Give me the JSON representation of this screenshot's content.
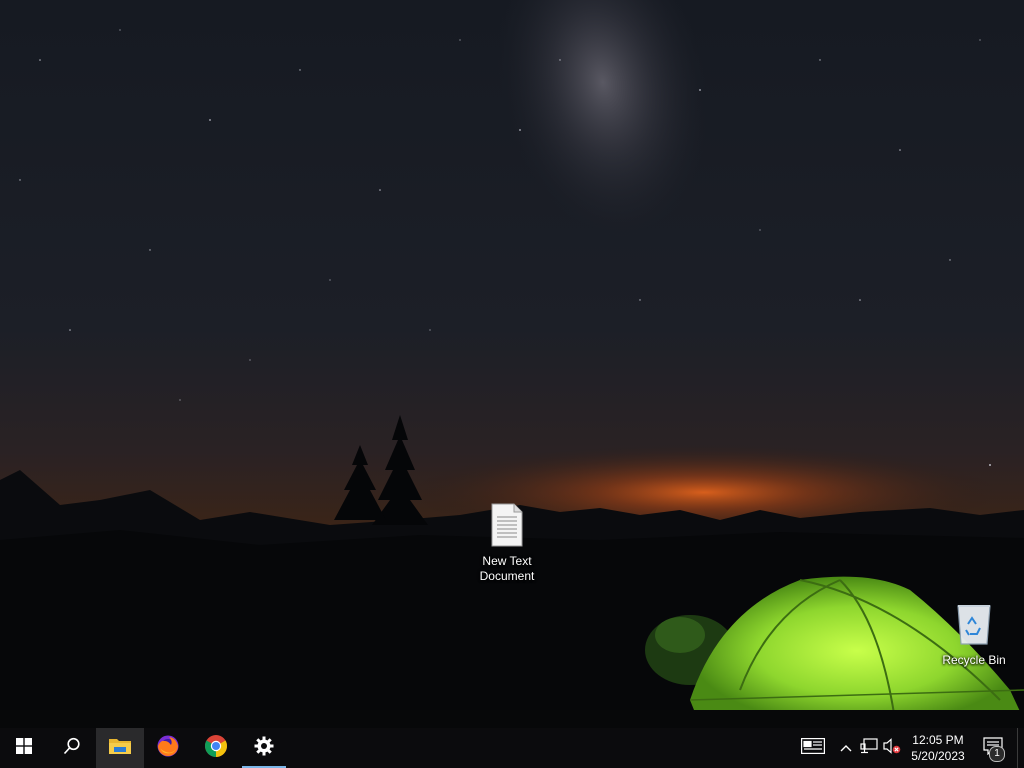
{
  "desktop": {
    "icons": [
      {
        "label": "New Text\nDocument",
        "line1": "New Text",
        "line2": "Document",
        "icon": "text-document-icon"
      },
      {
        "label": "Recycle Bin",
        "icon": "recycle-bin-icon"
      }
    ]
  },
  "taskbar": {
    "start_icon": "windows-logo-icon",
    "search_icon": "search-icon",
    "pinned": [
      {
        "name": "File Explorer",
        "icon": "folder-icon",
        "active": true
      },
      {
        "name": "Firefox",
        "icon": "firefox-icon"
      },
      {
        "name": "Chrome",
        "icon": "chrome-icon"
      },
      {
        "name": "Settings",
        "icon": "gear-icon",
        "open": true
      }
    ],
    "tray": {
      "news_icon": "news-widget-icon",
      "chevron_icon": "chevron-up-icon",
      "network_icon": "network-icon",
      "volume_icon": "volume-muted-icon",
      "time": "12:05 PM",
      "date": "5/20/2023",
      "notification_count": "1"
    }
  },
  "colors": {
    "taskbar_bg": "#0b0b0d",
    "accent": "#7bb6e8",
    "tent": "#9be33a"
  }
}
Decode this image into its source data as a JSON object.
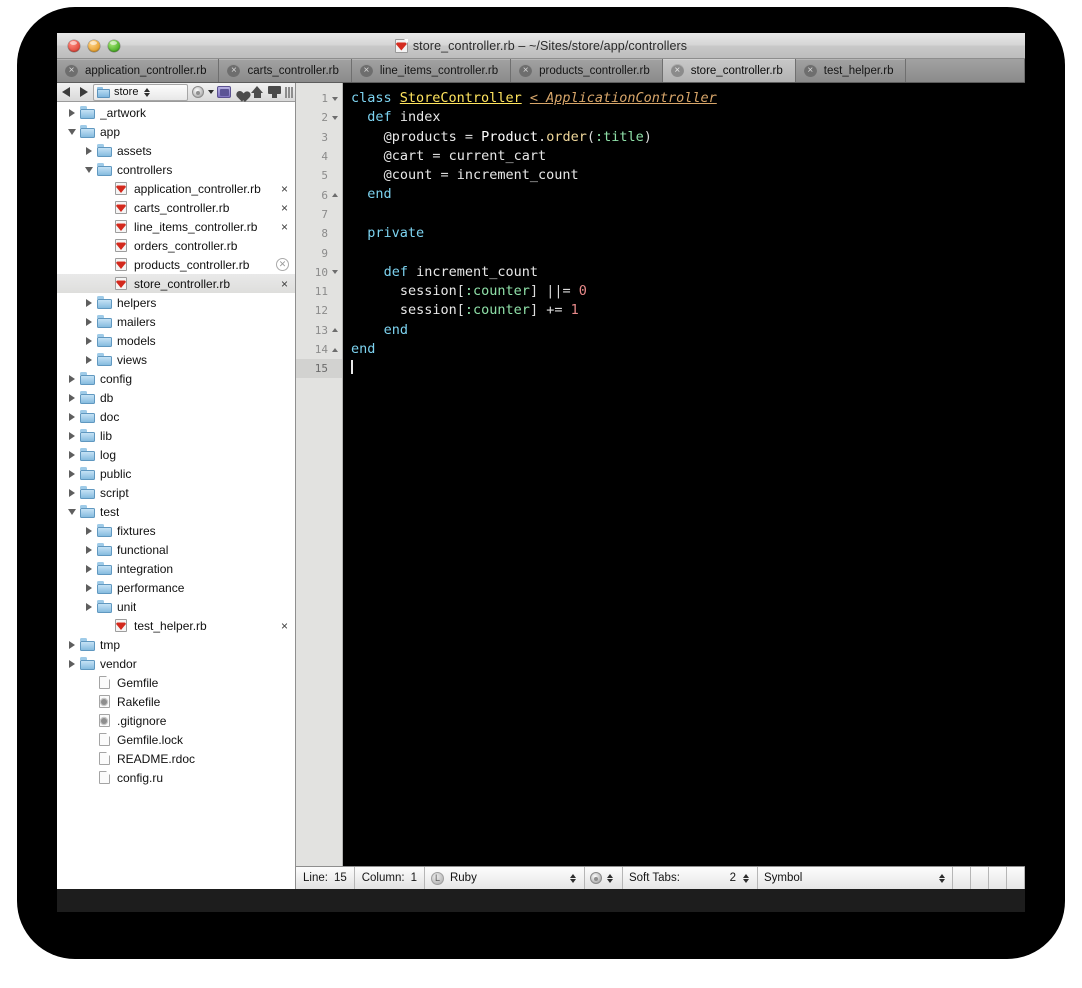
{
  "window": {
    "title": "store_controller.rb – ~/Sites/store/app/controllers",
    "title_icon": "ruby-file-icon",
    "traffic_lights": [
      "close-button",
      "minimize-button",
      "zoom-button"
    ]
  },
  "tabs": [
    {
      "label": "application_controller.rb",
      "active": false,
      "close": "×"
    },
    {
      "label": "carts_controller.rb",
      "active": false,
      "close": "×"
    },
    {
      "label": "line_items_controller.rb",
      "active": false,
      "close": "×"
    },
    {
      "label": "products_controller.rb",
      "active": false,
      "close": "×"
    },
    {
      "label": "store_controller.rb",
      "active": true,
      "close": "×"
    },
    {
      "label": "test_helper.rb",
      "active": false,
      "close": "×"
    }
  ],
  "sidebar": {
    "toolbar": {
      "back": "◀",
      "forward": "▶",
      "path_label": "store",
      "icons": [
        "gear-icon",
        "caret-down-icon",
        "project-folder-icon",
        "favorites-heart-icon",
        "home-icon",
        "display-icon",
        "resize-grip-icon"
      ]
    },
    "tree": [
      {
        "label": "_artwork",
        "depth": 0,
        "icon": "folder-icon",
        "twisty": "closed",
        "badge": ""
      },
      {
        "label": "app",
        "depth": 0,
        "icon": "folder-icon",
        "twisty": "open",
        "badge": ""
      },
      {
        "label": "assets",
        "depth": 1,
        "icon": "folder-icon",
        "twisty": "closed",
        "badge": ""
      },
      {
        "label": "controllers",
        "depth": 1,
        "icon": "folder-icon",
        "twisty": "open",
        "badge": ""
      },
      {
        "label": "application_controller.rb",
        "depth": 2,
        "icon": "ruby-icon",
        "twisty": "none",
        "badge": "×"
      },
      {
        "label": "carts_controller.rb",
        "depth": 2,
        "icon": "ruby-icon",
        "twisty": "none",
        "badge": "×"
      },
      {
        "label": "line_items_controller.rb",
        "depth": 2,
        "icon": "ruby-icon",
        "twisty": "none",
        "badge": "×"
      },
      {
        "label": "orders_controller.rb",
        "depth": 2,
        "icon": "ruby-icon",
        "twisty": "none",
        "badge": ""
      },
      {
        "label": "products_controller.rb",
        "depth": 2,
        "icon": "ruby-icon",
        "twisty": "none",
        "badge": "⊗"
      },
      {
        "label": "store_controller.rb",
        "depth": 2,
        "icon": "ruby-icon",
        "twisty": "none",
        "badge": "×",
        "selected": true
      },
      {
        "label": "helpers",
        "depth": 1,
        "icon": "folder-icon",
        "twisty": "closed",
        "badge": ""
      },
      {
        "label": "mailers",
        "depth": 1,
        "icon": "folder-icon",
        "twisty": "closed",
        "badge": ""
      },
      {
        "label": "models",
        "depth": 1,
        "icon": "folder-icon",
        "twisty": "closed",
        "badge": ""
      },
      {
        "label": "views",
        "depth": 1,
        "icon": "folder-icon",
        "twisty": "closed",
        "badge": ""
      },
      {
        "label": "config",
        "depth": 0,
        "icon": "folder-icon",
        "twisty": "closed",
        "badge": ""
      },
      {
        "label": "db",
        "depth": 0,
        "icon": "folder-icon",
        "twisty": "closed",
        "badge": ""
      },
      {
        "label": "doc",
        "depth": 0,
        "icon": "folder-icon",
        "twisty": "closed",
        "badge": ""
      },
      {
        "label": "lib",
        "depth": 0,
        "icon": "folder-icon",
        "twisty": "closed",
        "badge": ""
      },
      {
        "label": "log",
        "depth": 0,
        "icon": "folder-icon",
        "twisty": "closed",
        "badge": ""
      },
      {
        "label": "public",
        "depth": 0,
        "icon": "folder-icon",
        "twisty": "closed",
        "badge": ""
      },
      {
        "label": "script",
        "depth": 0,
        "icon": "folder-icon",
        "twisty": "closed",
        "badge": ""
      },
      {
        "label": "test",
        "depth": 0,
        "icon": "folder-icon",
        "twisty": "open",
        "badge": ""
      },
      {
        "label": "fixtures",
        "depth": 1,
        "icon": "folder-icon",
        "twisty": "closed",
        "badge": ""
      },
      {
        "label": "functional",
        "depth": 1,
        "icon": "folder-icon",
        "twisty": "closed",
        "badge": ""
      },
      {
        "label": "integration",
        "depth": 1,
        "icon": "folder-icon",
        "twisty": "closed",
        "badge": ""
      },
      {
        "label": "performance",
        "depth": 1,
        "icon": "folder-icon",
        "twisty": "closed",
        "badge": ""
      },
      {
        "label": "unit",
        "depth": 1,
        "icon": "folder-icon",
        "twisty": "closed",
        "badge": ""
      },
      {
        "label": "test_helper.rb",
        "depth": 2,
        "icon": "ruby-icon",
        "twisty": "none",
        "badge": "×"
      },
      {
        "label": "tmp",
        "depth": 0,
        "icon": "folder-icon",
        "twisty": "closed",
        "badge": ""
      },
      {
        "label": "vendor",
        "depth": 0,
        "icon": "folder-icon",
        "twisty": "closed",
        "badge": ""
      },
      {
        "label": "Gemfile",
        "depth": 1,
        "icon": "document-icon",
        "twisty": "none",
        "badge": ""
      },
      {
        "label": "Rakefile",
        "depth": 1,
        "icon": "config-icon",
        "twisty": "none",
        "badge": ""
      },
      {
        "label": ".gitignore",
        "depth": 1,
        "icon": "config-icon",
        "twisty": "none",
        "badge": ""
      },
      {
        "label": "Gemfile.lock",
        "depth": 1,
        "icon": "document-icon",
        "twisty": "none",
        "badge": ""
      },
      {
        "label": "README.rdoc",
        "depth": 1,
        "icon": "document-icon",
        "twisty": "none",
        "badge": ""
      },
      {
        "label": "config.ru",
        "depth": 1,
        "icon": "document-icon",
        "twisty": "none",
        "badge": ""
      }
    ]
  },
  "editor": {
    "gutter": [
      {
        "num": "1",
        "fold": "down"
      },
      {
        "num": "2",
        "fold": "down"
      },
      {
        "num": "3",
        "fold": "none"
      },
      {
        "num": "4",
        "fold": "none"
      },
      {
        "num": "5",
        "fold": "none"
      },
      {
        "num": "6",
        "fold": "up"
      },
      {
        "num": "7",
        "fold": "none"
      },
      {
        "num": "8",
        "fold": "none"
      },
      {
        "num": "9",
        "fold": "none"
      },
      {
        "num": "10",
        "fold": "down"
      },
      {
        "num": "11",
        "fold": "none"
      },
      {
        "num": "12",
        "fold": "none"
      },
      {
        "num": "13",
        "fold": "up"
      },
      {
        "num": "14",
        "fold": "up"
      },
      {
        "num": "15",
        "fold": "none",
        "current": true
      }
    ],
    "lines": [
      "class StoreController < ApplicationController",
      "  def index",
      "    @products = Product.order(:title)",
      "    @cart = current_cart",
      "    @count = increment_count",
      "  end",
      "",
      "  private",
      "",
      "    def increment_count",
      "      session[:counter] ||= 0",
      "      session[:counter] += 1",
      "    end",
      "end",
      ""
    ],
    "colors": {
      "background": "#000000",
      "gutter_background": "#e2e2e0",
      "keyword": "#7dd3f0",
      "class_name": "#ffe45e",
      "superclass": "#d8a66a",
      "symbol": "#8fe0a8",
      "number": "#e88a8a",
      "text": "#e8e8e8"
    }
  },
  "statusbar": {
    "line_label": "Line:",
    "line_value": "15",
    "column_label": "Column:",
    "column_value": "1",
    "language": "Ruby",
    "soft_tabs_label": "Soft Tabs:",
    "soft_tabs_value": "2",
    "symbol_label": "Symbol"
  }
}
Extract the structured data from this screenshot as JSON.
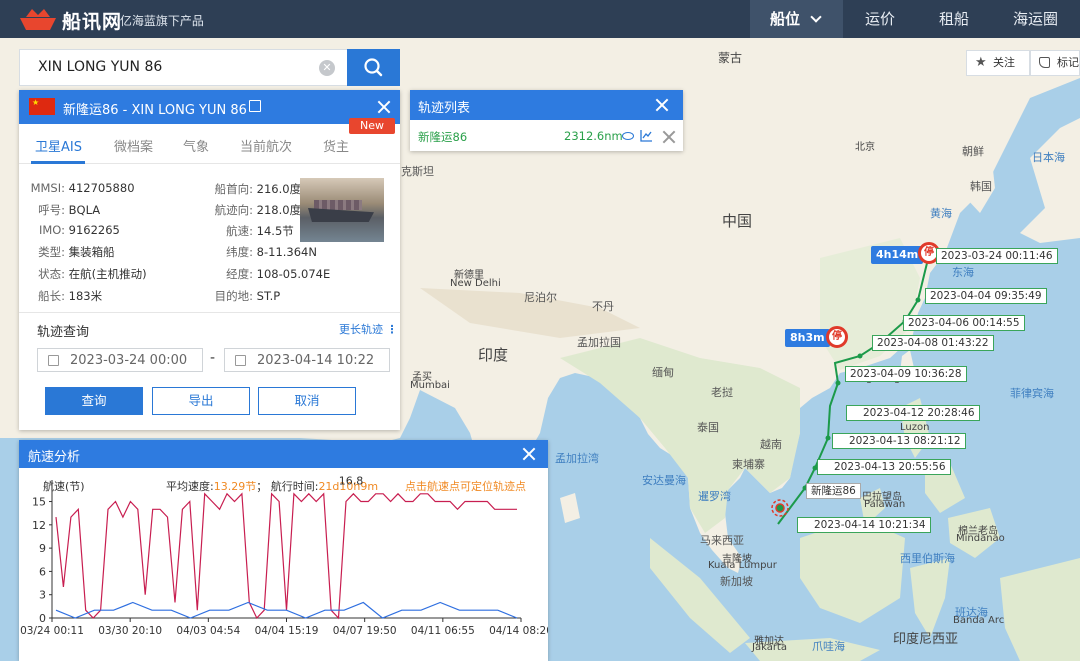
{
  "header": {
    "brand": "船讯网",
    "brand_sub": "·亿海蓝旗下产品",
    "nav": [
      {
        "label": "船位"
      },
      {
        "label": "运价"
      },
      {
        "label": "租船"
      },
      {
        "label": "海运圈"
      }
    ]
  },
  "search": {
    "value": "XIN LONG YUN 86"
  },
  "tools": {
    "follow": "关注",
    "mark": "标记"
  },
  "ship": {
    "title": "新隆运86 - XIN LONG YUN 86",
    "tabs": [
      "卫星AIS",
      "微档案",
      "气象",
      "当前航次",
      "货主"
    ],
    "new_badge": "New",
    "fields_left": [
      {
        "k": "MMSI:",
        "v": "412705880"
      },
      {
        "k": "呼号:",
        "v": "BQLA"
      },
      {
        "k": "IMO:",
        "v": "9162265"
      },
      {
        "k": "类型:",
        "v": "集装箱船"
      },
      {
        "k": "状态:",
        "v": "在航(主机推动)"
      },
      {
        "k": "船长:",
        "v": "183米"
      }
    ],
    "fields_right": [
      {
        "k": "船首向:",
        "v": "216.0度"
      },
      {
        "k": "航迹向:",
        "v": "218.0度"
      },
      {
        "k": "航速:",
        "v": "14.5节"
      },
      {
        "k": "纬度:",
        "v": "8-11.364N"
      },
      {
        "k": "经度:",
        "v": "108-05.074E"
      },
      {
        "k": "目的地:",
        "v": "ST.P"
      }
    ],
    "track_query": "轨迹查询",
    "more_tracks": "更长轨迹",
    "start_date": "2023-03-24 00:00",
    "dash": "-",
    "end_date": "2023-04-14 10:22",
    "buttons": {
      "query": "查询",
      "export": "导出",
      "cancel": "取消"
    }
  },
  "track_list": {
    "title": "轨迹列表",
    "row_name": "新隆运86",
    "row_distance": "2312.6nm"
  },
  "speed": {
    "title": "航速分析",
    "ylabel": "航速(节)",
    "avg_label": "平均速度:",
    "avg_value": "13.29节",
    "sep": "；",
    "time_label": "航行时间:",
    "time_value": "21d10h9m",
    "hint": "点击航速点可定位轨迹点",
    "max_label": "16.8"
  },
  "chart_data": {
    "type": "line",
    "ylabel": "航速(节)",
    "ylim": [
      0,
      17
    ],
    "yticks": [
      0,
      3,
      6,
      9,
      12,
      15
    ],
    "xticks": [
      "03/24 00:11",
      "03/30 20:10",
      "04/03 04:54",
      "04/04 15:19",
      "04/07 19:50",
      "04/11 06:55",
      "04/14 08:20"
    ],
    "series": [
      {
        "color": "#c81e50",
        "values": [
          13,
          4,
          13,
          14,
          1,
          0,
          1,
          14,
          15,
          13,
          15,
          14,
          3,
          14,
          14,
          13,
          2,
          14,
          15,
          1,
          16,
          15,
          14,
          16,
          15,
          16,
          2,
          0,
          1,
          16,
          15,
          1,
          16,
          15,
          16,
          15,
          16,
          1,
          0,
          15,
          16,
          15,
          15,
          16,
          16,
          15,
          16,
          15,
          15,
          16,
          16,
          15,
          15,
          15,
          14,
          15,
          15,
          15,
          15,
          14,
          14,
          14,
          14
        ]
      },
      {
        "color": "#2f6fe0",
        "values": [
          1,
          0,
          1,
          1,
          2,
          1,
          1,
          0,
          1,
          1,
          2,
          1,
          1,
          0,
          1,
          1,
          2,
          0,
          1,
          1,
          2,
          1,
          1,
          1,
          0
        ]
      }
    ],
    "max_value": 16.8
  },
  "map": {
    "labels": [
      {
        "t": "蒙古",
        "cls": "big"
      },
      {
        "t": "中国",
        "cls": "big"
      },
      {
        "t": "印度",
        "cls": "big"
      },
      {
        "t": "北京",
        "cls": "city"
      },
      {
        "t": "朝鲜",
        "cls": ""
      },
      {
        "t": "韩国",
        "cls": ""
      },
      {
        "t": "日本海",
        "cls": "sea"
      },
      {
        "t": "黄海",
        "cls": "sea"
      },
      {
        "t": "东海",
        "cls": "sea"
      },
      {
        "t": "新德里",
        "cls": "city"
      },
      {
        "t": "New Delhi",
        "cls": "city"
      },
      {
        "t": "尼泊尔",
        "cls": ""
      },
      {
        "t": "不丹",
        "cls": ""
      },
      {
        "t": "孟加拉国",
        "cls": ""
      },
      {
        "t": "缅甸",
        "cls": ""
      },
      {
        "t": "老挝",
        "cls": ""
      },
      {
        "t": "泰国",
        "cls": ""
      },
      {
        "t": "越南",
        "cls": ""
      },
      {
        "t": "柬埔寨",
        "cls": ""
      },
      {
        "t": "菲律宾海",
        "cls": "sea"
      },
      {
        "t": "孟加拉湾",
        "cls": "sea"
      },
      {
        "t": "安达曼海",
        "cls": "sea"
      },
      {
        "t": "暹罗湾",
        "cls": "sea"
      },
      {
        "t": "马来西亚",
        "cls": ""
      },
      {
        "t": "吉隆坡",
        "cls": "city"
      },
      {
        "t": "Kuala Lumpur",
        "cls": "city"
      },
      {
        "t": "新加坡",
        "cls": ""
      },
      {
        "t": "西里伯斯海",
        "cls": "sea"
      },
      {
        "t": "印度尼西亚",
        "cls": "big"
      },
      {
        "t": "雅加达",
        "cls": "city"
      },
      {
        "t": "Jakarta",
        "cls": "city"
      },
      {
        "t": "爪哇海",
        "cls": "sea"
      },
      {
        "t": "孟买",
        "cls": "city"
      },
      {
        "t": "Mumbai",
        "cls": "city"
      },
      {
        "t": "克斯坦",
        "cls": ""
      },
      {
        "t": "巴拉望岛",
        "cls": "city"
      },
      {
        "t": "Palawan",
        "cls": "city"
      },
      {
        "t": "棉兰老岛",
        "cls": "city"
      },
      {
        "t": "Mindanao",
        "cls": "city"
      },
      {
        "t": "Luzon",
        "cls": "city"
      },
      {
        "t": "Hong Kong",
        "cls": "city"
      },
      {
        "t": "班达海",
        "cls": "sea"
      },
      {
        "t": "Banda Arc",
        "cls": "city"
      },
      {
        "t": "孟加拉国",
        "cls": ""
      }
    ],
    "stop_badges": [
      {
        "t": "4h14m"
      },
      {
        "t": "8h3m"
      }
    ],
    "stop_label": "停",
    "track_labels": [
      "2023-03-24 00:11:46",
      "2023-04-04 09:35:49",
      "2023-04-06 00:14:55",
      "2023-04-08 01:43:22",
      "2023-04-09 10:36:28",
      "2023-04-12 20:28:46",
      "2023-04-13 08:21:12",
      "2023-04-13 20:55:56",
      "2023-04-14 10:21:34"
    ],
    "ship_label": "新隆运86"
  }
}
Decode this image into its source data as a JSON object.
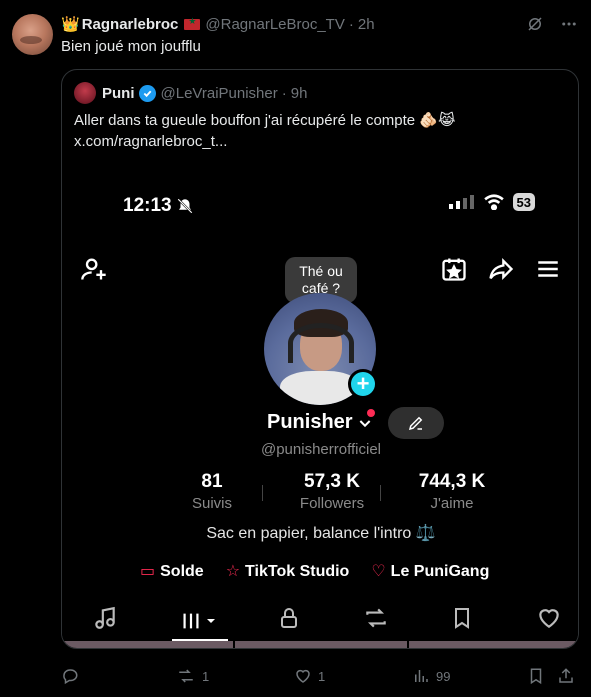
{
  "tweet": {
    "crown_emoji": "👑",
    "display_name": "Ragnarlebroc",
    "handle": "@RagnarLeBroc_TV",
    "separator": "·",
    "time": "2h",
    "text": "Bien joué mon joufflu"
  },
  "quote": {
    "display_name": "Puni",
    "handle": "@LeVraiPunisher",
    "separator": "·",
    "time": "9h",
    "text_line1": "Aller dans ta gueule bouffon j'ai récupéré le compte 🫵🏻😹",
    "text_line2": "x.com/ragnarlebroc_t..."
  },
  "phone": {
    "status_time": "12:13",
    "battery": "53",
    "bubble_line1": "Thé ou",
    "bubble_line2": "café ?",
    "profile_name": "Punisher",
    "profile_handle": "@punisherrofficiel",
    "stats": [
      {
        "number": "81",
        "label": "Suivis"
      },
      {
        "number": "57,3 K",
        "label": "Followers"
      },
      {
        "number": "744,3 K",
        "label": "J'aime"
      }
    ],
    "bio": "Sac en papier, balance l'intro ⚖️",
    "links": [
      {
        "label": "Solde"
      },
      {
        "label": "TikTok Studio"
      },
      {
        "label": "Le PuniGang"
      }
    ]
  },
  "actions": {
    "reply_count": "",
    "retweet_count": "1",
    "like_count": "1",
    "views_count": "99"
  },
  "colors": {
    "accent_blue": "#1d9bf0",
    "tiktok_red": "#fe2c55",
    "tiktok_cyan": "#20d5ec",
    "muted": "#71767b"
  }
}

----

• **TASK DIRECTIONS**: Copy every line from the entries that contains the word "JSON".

• **SOLUTION FOR THIS PROBLEM**:
Give me the JSON representation of this screenshot's content.
Decode this image into its source data as a JSON object.
Extract the structured data from this screenshot as JSON.
Decode this image into its source data as a JSON object.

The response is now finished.